This is why it's so important that patients with catheters take extra care of their urological supplies. Although some infections are unavoidable, proper care and a clean environment can help to drastically reduce your risk of getting a CAUTI. Since untreated CAUTIs can result in immune system stress and even kidney infections, you'll want to follow these six simple steps to lower your chances of infection.
  1. Keep it clean
    The best way to reduce your infection risk is to wash your hands thoroughly and often. You need to do this before and after touching any part of your catheter system, including catheter plugs and drain bags, as well as after touching or using the toilet. You also need to wash the genital area at least once daily. Be sure to refrain from using soaps with added perfumes or a high pH.
  2. Keep tubes straight
    Do not tug or pull on your tubing. Make sure any catheter leg bag extension tubing is free from kinks and twists, as these can lead to build-up and subsequent infection.
  3. Empty bags
    Your drain bags should be emptied regularly. This can help to keep your bladder pressure low. Drainage bags should be kept below your bladder but should never rest on the floor. Be sure to clean and change them regularly as your doctor has recommended.
  4. Fluid levels
    You need to maintain proper fluid levels to optimize catheter performance. It can be a tricky balance to get right. You need to produce enough fluid to maintain at least 1,200 mL per day, but excessive fluid intake can create bladder complications. If you aren't sure whether your current fluid levels are correct, ask your doctor for clarification.
  5. Stay regular
    Since constipation can lead to pressure in the bladder and can interfere with emptying, bowel movements need to be kept at an optimal level. Although you should check with your physician before introducing more fiber into your diet or exercise into your daily routine, both of these can help reduce bowel complications.
  6. Ask if it's necessary
    More and more hospitals are realizing that the best way to limit CAUTIs is to eliminate unnecessary catheter use.
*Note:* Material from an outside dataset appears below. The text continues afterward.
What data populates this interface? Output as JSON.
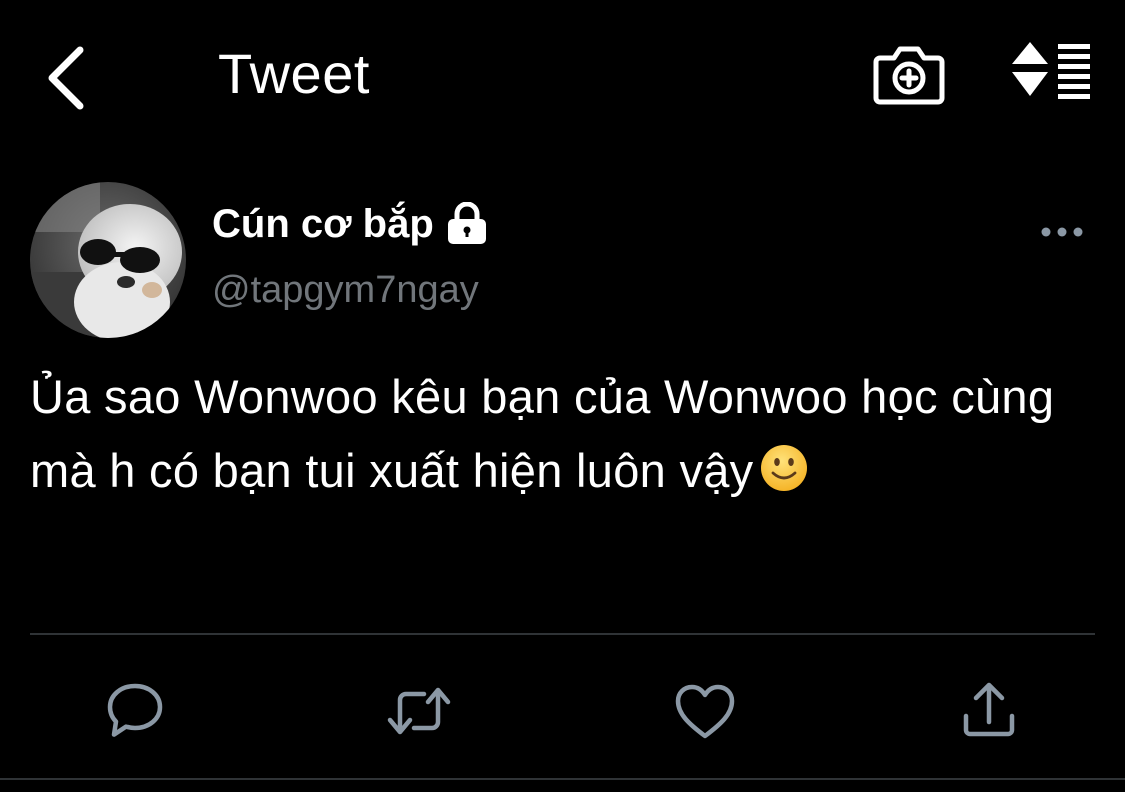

When catheters are used for long periods of time, the rate of infections naturally goes up. Even if you replace your catheter once per month as recommended, just the presence or insertion of a catheter increases your risk. The less time you have your catheter, the better off you will be. Be sure to check regularly with your doctors to see if having a catheter needs to be a part of your life.

Common CAUTI symptoms include cloudy or bloody urine, strong urine odor or leakage, pain or discomfort in your stomach or back, fever, chills, and vomiting. If you think you've developed a CAUTI, contact your doctor right away.